Susan Stephens

WNIJ News Reporter/Producer

Susan’s parents should have known she’d end up in radio: her favorite toys were tape recorders, cameras, notepads, and books. Many years later, she’s an award-winning reporter at her favorite radio station. Formerly WNIJ’s News Director, she asked to return to the role of full-time reporter/anchor/utility player in 2010 (less paperwork, more reporting!). Her #1 goal is to tell the most compelling stories in the fewest words possible…all the better if a little humor can be thrown into the mix.  It should come as no surprise, then, that she can whip up a haiku for any occasion. She also enjoys the Detroit Tigers, learning pioneer skills (Gardening, canning, and the like. Just in case.), traveling with friends, and pretending she’s going to get around to playing her theremin.

Susan Stephens / WNIJ

Imagine an object that could help some students improve their attendance. Other students will learn leadership skills. Still others will discover how to become valuable employees some day. And everyone smells better.

That object? A basket of laundry. A humble chore is changing lives in one high school.

Beloit Memorial High School looks a lot like the old factories that sprawl across this city just north of  the Illinois/Wisconsin border. It’s huge.

Susan Stephens / WNIJ

About 100 people packed a meeting room this weekend at Midway Village Museum in Rockford to talk about the realities of racism in their community. It’s part of a year-long collaboration between the Rockford Register Star and WNIJ. The Register Star’s executive editor Mark Baldwin says the idea behind the discussion is to bring people together for a thoughtful, productive conversation. People can look each other in the eye, not just type at each other on social media.

Rockford Register Star

Assembling a police force that “looks like the community” is an important goal for many American cities.
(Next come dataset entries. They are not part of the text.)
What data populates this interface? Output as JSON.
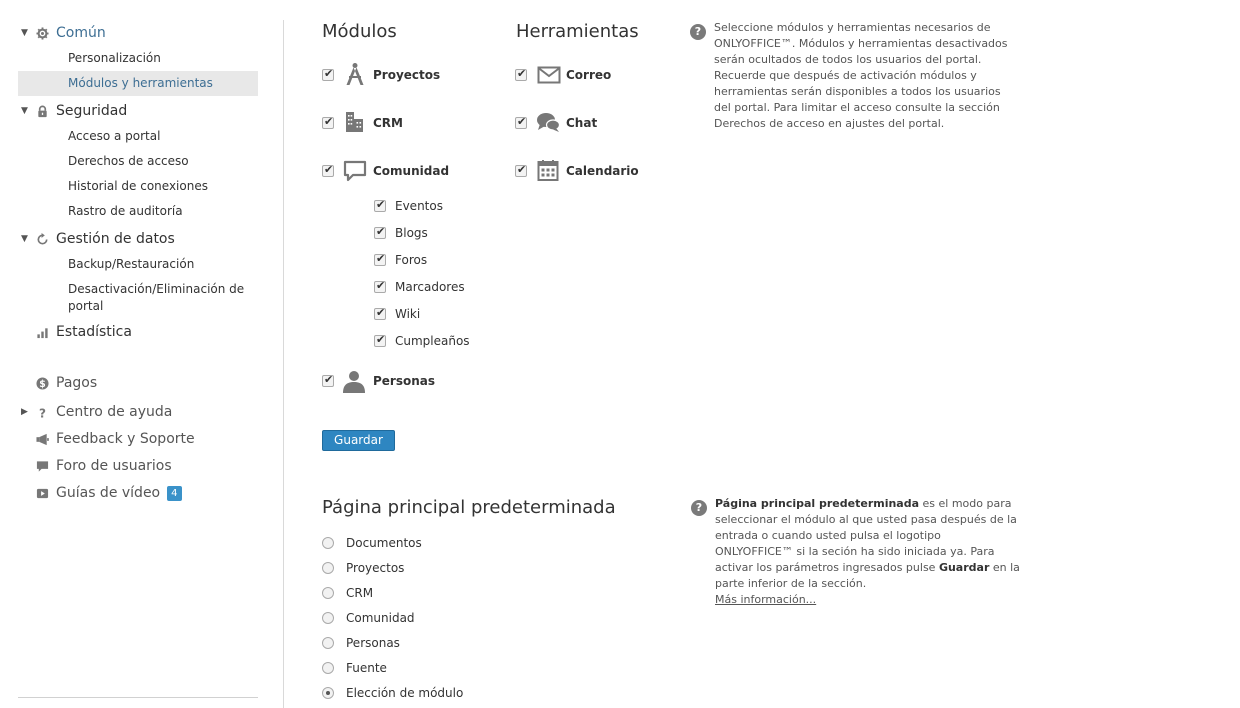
{
  "sidebar": {
    "comun": {
      "label": "Común",
      "items": [
        "Personalización",
        "Módulos y herramientas"
      ]
    },
    "seguridad": {
      "label": "Seguridad",
      "items": [
        "Acceso a portal",
        "Derechos de acceso",
        "Historial de conexiones",
        "Rastro de auditoría"
      ]
    },
    "gestion": {
      "label": "Gestión de datos",
      "items": [
        "Backup/Restauración",
        "Desactivación/Eliminación de portal"
      ]
    },
    "estadistica": "Estadística",
    "pagos": "Pagos",
    "centro_ayuda": "Centro de ayuda",
    "feedback": "Feedback y Soporte",
    "foro": "Foro de usuarios",
    "guias": "Guías de vídeo",
    "guias_badge": "4"
  },
  "modules": {
    "title": "Módulos",
    "proyectos": "Proyectos",
    "crm": "CRM",
    "comunidad": "Comunidad",
    "sub": [
      "Eventos",
      "Blogs",
      "Foros",
      "Marcadores",
      "Wiki",
      "Cumpleaños"
    ],
    "personas": "Personas"
  },
  "tools": {
    "title": "Herramientas",
    "correo": "Correo",
    "chat": "Chat",
    "calendario": "Calendario"
  },
  "info_modules": "Seleccione módulos y herramientas necesarios de ONLYOFFICE™. Módulos y herramientas desactivados serán ocultados de todos los usuarios del portal. Recuerde que después de activación módulos y herramientas serán disponibles a todos los usuarios del portal. Para limitar el acceso consulte la sección Derechos de acceso en ajustes del portal.",
  "save_label": "Guardar",
  "homepage": {
    "title": "Página principal predeterminada",
    "options": [
      "Documentos",
      "Proyectos",
      "CRM",
      "Comunidad",
      "Personas",
      "Fuente",
      "Elección de módulo"
    ],
    "selected": "Elección de módulo"
  },
  "info_home": {
    "bold1": "Página principal predeterminada",
    "text1": " es el modo para seleccionar el módulo al que usted pasa después de la entrada o cuando usted pulsa el logotipo ONLYOFFICE™ si la seción ha sido iniciada ya. Para activar los parámetros ingresados pulse ",
    "bold2": "Guardar",
    "text2": " en la parte inferior de la sección.",
    "link": "Más información..."
  },
  "colors": {
    "accent": "#3d6e93",
    "button": "#2e86c1",
    "badge": "#3a92c9",
    "selected_bg": "#e8e8e8"
  }
}
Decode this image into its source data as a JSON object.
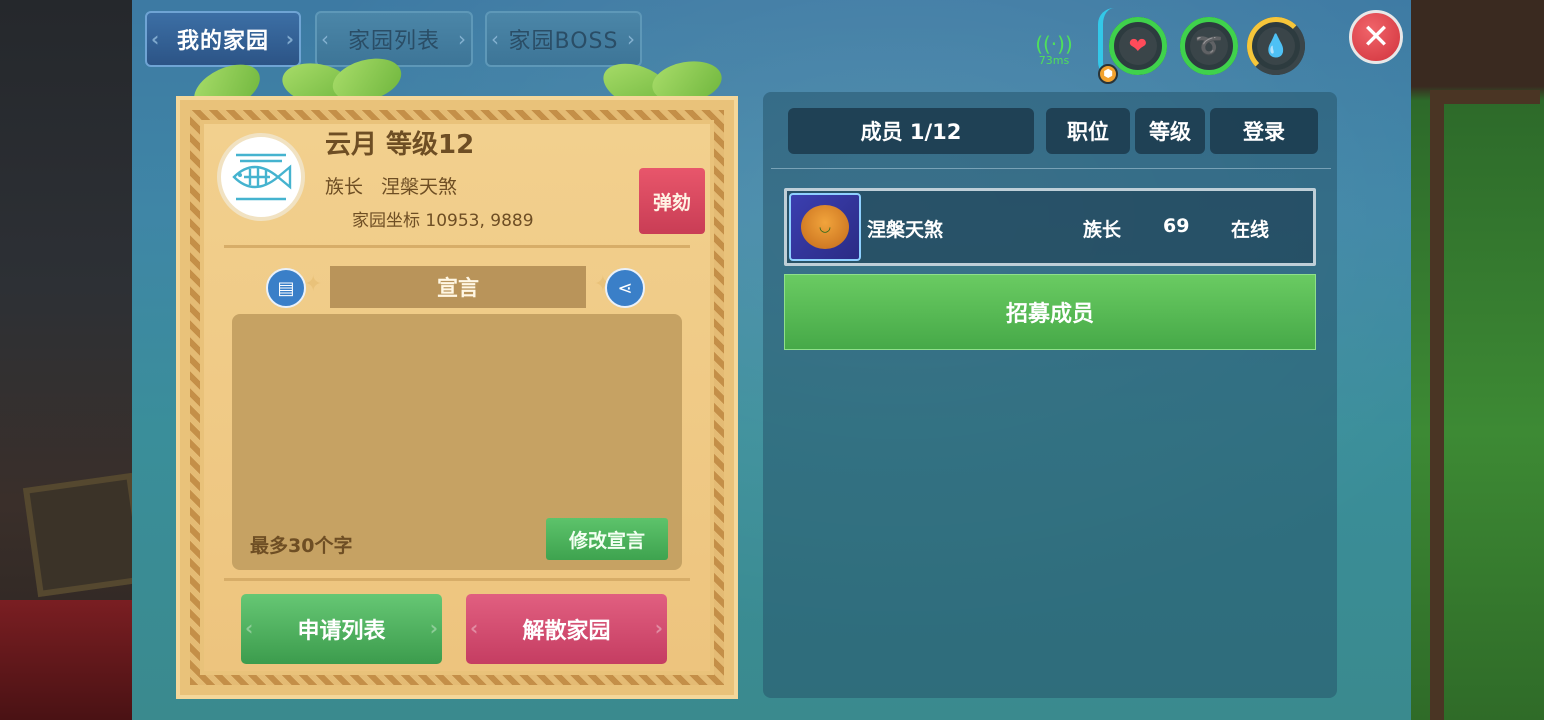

But it can be a slow process. 11% of Rockford’s police force is black, compared to 21% of the overall population.

Rockford Register Star

Unemployment rates in Rockford tend to be among the highest in northern Illinois. For African Americans, that rate is nearly double.

WNIJ’s Susan Stephens spoke with former Rockford Register Star reporter Brian Leaf about what’s being done to remedy that.  It was one of Leaf’s last stories as a reporter for the paper and is part of our collaboration “Race in the Rock River Valley.”

Max Gersch, Sunny Strader / Rockford Register Star

Overt racism is usually pretty easy to spot. But there’s another less-obvious type of racist behavior that can also hurt.  WNIJ and the Rockford Register Star are kicking off a year-long collaboration called “Race in the Rock River Valley” with an examination of “microaggressions.”

Pages